Number three is a non-mover – Jobs and Skills – LCR could secure more support from the Department of Work and Pensions to help the long term unemployed, building on the success of the £29m Ways to Work programme.
Number two on this year’s wish list is the ambitious plan to harness the River Mersey tides to provide sufficient energy to power 200,000 homes across the city region and cut our carbon footprint and tackle air pollution.
And top of the wish list this year is for UK Government to back Liverpool City Region’s 2018 Industrial Strategy and support us in attracting major new employers to the region, creating jobs and supply chain opportunities.
Greater Manchester can lead the way on housing
Sam Popper, Head of Policy, DevoConnect
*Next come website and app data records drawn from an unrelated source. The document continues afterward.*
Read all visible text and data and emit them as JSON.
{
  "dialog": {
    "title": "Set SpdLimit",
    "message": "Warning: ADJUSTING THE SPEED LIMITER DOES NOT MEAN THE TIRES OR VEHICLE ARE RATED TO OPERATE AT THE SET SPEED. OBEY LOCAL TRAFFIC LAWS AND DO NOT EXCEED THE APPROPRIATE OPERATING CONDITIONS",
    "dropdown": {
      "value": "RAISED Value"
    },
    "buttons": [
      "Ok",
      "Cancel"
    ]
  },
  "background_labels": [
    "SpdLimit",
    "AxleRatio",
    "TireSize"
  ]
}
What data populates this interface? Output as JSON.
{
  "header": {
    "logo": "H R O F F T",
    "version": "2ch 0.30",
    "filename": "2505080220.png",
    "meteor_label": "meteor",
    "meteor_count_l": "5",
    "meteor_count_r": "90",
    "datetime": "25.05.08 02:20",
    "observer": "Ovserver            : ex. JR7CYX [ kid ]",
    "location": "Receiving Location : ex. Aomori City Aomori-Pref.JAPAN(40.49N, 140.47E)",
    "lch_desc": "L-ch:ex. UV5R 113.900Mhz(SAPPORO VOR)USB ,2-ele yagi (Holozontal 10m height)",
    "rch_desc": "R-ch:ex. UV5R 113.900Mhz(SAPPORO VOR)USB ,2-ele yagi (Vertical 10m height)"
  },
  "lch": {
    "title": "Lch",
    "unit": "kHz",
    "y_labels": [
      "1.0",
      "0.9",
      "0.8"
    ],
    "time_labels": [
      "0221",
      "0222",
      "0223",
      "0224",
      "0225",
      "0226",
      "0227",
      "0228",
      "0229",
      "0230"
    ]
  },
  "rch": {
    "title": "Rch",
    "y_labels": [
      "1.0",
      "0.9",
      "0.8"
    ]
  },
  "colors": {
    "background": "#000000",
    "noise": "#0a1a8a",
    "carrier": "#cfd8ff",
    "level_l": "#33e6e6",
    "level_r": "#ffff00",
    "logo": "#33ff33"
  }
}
Devolution in England rewards the winners, and this was evident in November’s budget. While Manchester’s neighbours Liverpool and Leeds have had impasses of different sorts over the past six months, Greater Manchester has pressed on and gained its fifth deal in November.
It now has a roughly third share in a £28m Housing First pilot, rough sleeping being an area which Andy Burnham will undoubtedly be judged on come 2020. In 2018, GM will sign a Housing and Growth deal with the Government – if this could include mayoral call-in powers like Sadiq Khan’s and a refocus of the Housing Investment Fund towards social housing, the CA may be able to address the real structural issues at play.
Fiscal devolution is in the long-term a necessity but for now a fairer funding settlement for local government is the urgent need. Poor social care continues to have a knock-on effect on public services and lobbying for more cash must be a priority.
Getting Cambridgeshire and Peterborough on the map this Christmas
Ross Cathcart, Executive Manager, DevoConnect
With the Northern Powerhouse and familiar faces in West Midlands and Greater Manchester dominating ‘devo news’, Cambridgeshire and Peterborough has struggled to be heard in 2017. How to ensure its on the map for 2018? Here’s my three devo wishes for James Palmer this Christmas:
Work with local MPs – the new East of England APPG provides an excellent opportunity for the Combined Authority to build relations with and ensure buy-in from parliamentarians.
Engage with the counties – The promise of Sajid Javid’s ‘devolution framework’ raises the possibility of devolution for many of the counties around C&P. A new working dynamic between CAs, urban and rural, will be key for the success of both.
Make transport a priority – With the budget confirming a new Oxford-Cambridge line and the Transforming Cities Fund, James Palmer has the tools (and political will in Westminster) to deliver on transport.